■ Aim of the exercise ■
The whole of the data is to be duplicated precisely.

■ Dataset records ■

══════════

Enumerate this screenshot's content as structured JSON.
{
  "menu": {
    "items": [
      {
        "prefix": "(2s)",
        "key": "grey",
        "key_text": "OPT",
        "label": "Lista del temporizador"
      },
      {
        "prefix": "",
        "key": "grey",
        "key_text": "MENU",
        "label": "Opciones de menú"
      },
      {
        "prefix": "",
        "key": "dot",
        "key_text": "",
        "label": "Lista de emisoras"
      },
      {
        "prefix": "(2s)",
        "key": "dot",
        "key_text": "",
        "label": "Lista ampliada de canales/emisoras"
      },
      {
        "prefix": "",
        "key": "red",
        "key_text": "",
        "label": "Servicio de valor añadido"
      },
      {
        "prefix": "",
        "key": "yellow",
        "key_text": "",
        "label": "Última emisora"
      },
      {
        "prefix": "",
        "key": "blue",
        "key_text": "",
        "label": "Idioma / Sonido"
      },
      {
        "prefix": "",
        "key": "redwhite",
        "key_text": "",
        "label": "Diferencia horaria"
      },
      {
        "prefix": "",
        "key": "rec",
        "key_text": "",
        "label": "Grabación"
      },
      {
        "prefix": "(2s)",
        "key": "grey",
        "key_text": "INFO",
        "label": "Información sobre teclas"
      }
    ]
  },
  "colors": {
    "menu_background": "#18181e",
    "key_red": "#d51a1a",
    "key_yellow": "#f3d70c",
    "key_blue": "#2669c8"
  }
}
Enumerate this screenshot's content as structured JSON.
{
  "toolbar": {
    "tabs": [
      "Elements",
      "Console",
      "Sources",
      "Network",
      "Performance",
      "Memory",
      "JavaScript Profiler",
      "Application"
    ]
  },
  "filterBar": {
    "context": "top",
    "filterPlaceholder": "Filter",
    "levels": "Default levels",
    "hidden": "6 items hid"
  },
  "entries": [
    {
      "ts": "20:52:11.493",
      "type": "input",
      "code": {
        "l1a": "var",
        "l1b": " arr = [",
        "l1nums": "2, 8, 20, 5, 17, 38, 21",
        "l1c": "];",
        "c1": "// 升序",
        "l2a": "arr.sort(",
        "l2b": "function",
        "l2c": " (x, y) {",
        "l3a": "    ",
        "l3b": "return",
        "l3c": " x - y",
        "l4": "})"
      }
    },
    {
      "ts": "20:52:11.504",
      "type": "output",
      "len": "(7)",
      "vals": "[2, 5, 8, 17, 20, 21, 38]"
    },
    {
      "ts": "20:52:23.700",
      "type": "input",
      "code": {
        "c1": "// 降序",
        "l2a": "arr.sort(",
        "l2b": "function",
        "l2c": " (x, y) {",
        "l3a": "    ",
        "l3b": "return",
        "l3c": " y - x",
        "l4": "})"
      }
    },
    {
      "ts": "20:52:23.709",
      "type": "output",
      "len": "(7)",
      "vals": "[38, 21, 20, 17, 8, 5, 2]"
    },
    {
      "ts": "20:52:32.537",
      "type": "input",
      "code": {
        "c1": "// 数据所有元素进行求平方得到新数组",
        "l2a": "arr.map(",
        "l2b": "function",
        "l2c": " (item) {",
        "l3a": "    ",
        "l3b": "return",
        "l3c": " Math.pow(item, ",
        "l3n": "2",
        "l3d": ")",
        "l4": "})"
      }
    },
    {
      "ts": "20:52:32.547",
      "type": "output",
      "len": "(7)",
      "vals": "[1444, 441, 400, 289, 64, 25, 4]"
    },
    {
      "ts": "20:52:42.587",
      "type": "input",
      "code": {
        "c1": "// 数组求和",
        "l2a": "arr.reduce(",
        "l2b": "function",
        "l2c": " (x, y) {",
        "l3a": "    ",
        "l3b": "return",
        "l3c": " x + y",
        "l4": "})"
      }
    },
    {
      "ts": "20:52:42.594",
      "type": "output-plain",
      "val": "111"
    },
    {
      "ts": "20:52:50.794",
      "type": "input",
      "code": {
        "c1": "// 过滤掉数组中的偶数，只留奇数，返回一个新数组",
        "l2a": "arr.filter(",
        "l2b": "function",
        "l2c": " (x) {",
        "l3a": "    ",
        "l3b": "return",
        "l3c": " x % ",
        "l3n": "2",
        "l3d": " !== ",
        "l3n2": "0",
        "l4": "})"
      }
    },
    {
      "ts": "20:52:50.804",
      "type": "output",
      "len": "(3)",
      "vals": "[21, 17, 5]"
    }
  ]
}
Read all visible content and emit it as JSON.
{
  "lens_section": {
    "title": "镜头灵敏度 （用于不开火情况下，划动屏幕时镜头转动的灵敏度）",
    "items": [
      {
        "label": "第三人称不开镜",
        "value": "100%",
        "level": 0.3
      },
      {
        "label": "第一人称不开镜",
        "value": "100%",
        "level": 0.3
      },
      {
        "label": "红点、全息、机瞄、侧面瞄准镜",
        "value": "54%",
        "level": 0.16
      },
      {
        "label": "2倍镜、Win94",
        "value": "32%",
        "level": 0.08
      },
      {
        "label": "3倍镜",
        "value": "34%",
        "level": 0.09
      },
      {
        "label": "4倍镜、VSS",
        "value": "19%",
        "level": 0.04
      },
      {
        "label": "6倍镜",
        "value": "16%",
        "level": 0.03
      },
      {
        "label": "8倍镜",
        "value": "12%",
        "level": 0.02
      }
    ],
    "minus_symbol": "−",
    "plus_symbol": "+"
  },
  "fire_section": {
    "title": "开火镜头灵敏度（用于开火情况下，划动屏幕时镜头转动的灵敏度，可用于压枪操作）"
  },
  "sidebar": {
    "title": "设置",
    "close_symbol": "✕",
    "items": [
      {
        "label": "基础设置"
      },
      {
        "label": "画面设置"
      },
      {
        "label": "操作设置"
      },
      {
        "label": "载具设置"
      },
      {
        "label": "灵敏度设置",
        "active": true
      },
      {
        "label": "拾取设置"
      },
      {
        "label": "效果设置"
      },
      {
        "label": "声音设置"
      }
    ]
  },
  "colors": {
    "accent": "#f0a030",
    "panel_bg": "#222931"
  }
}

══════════

■ Response ■
Enumerate this screenshot's content as structured JSON.
{
  "menu": {
    "items": [
      {
        "prefix": "(2s)",
        "key": "grey",
        "key_text": "OPT",
        "label": "Lista del temporizador"
      },
      {
        "prefix": "",
        "key": "grey",
        "key_text": "MENU",
        "label": "Opciones de menú"
      },
      {
        "prefix": "",
        "key": "dot",
        "key_text": "",
        "label": "Lista de emisoras"
      },
      {
        "prefix": "(2s)",
        "key": "dot",
        "key_text": "",
        "label": "Lista ampliada de canales/emisoras"
      },
      {
        "prefix": "",
        "key": "red",
        "key_text": "",
        "label": "Servicio de valor añadido"
      },
      {
        "prefix": "",
        "key": "yellow",
        "key_text": "",
        "label": "Última emisora"
      },
      {
        "prefix": "",
        "key": "blue",
        "key_text": "",
        "label": "Idioma / Sonido"
      },
      {
        "prefix": "",
        "key": "redwhite",
        "key_text": "",
        "label": "Diferencia horaria"
      },
      {
        "prefix": "",
        "key": "rec",
        "key_text": "",
        "label": "Grabación"
      },
      {
        "prefix": "(2s)",
        "key": "grey",
        "key_text": "INFO",
        "label": "Información sobre teclas"
      }
    ]
  },
  "colors": {
    "menu_background": "#18181e",
    "key_red": "#d51a1a",
    "key_yellow": "#f3d70c",
    "key_blue": "#2669c8"
  }
}
Enumerate this screenshot's content as structured JSON.
{
  "toolbar": {
    "tabs": [
      "Elements",
      "Console",
      "Sources",
      "Network",
      "Performance",
      "Memory",
      "JavaScript Profiler",
      "Application"
    ]
  },
  "filterBar": {
    "context": "top",
    "filterPlaceholder": "Filter",
    "levels": "Default levels",
    "hidden": "6 items hid"
  },
  "entries": [
    {
      "ts": "20:52:11.493",
      "type": "input",
      "code": {
        "l1a": "var",
        "l1b": " arr = [",
        "l1nums": "2, 8, 20, 5, 17, 38, 21",
        "l1c": "];",
        "c1": "// 升序",
        "l2a": "arr.sort(",
        "l2b": "function",
        "l2c": " (x, y) {",
        "l3a": "    ",
        "l3b": "return",
        "l3c": " x - y",
        "l4": "})"
      }
    },
    {
      "ts": "20:52:11.504",
      "type": "output",
      "len": "(7)",
      "vals": "[2, 5, 8, 17, 20, 21, 38]"
    },
    {
      "ts": "20:52:23.700",
      "type": "input",
      "code": {
        "c1": "// 降序",
        "l2a": "arr.sort(",
        "l2b": "function",
        "l2c": " (x, y) {",
        "l3a": "    ",
        "l3b": "return",
        "l3c": " y - x",
        "l4": "})"
      }
    },
    {
      "ts": "20:52:23.709",
      "type": "output",
      "len": "(7)",
      "vals": "[38, 21, 20, 17, 8, 5, 2]"
    },
    {
      "ts": "20:52:32.537",
      "type": "input",
      "code": {
        "c1": "// 数据所有元素进行求平方得到新数组",
        "l2a": "arr.map(",
        "l2b": "function",
        "l2c": " (item) {",
        "l3a": "    ",
        "l3b": "return",
        "l3c": " Math.pow(item, ",
        "l3n": "2",
        "l3d": ")",
        "l4": "})"
      }
    },
    {
      "ts": "20:52:32.547",
      "type": "output",
      "len": "(7)",
      "vals": "[1444, 441, 400, 289, 64, 25, 4]"
    },
    {
      "ts": "20:52:42.587",
      "type": "input",
      "code": {
        "c1": "// 数组求和",
        "l2a": "arr.reduce(",
        "l2b": "function",
        "l2c": " (x, y) {",
        "l3a": "    ",
        "l3b": "return",
        "l3c": " x + y",
        "l4": "})"
      }
    },
    {
      "ts": "20:52:42.594",
      "type": "output-plain",
      "val": "111"
    },
    {
      "ts": "20:52:50.794",
      "type": "input",
      "code": {
        "c1": "// 过滤掉数组中的偶数，只留奇数，返回一个新数组",
        "l2a": "arr.filter(",
        "l2b": "function",
        "l2c": " (x) {",
        "l3a": "    ",
        "l3b": "return",
        "l3c": " x % ",
        "l3n": "2",
        "l3d": " !== ",
        "l3n2": "0",
        "l4": "})"
      }
    },
    {
      "ts": "20:52:50.804",
      "type": "output",
      "len": "(3)",
      "vals": "[21, 17, 5]"
    }
  ]
}
Read all visible content and emit it as JSON.
{
  "lens_section": {
    "title": "镜头灵敏度 （用于不开火情况下，划动屏幕时镜头转动的灵敏度）",
    "items": [
      {
        "label": "第三人称不开镜",
        "value": "100%",
        "level": 0.3
      },
      {
        "label": "第一人称不开镜",
        "value": "100%",
        "level": 0.3
      },
      {
        "label": "红点、全息、机瞄、侧面瞄准镜",
        "value": "54%",
        "level": 0.16
      },
      {
        "label": "2倍镜、Win94",
        "value": "32%",
        "level": 0.08
      },
      {
        "label": "3倍镜",
        "value": "34%",
        "level": 0.09
      },
      {
        "label": "4倍镜、VSS",
        "value": "19%",
        "level": 0.04
      },
      {
        "label": "6倍镜",
        "value": "16%",
        "level": 0.03
      },
      {
        "label": "8倍镜",
        "value": "12%",
        "level": 0.02
      }
    ],
    "minus_symbol": "−",
    "plus_symbol": "+"
  },
  "fire_section": {
    "title": "开火镜头灵敏度（用于开火情况下，划动屏幕时镜头转动的灵敏度，可用于压枪操作）"
  },
  "sidebar": {
    "title": "设置",
    "close_symbol": "✕",
    "items": [
      {
        "label": "基础设置"
      },
      {
        "label": "画面设置"
      },
      {
        "label": "操作设置"
      },
      {
        "label": "载具设置"
      },
      {
        "label": "灵敏度设置",
        "active": true
      },
      {
        "label": "拾取设置"
      },
      {
        "label": "效果设置"
      },
      {
        "label": "声音设置"
      }
    ]
  },
  "colors": {
    "accent": "#f0a030",
    "panel_bg": "#222931"
  }
}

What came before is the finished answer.